Increasing medical expenses are reported among people with diabetes. To understand whether the financial costs of diabetes are evenly distributed across individuals by their age, foreign-born status, and length of residence in the U.S., this study compares 1) the prevalence of diabetes, and 2) the total healthcare expenditures associated with diabetes between the recent immigrant, the longer-term immigrant, and the U.S.-born groups. In addition, this study examined whether the above mentioned relationships are different by age group (moderator; 18-64 vs. 65+).

The 2003-2007 Medical Expenditure Panel Survey linked to the National Health Interview Survey was analyzed (N=147,545). Bivariate statistics and logistic regression models were conducted by age group to compare the prevalence of diabetes by immigration status (U.S.-born; foreign-born with 0-10 years in the U.S.; foreign-born with 11+ years in the U.S.). The prevalence of diabetes was calculated based on the question asking whether an individual was told by a doctor or other health care professionals he/she had diabetes. Separate OLS regression models by age group were tested for the total medical expenditures (log-transformed) among those with diabetes. The STATA survey procedures were used to account for the complex sampling design.

Study findings supported a healthy immigrant effect in relation to diabetes only among younger adults (ages 18-64). While 2.3% of recent immigrants with less than 10 years in the U.S. suffered from diabetes, 6.8% of longer-term immigrants and 5.8% of U.S.-born individuals did. In the older adult group, recent immigrants had the highest prevalence of diabetes (29.4%) when compared to longer-term immigrants (18.6%) and the U.S.-born (18.5%). However, these bivariate differences disappeared in the older adult group after controlling for SES and demographic factors. In terms of the total annual healthcare expenditures, results from the bivariate tests indicate that among those who were diagnosed with diabetes, the U.S.-born had higher healthcare expenditures ($9,603) than their recent immigrant counterparts ($3,762) only in the younger age group (p<.001). After controlling for SES/demographic characteristics, health, and health insurance status, however, the differences disappeared.

Treatment of diabetes requires ongoing communication between an individual and a healthcare professional.
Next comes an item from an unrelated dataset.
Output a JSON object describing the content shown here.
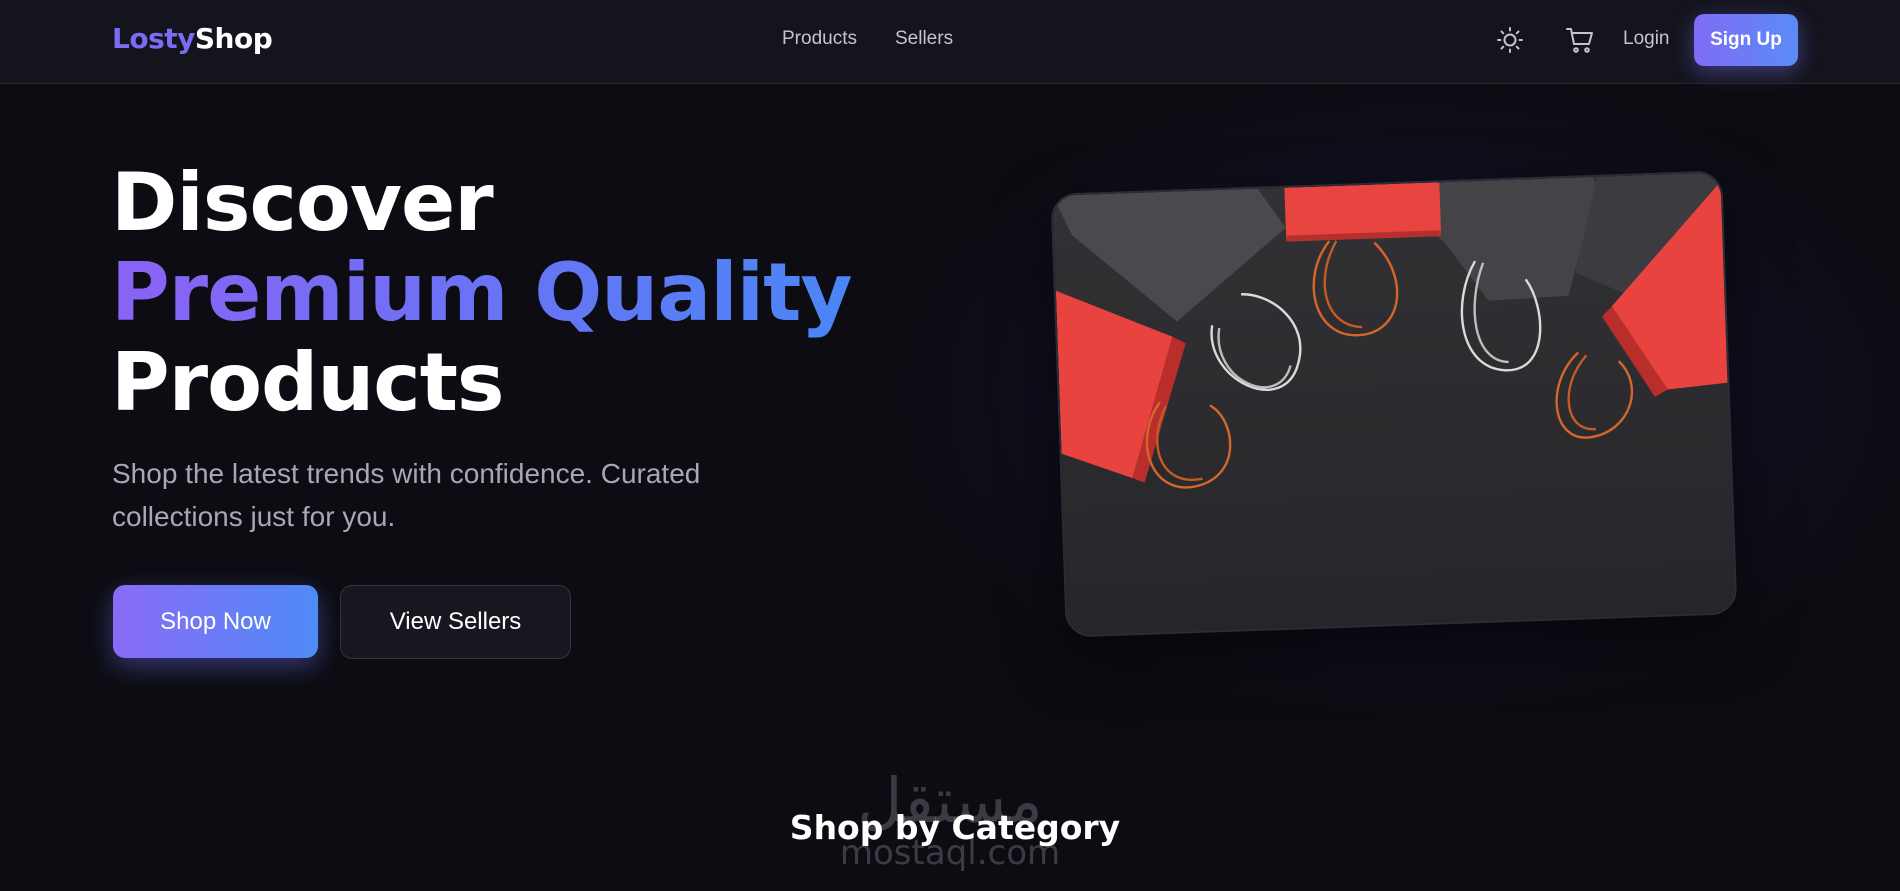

This study suggests disparities in healthcare for diabetes among recent immigrants in the U.S. ages between 18-64. This supports targeted interventions by age, nativity, and length of residence in the U.S. of an individual.

Learning Areas:
Public health or related research
Social and behavioral sciences

Learning Objectives:
1. To examine the prevalence of diabetes and its associated with healthcare expenditures 2. To explore disparities in healthcare associated with diabetes

Keywords: Health Disparities, Diabetes

Presenting author's disclosure statement:

Qualified on the content I am responsible for because: I have studied this population for the last 10 years.
Any relevant financial relationships? No

I agree to comply with the American Public Health Association Conflict of Interest and Commercial Support Guidelines, and to disclose to the participants any off-label or experimental uses of a commercial product or service discussed in my presentation.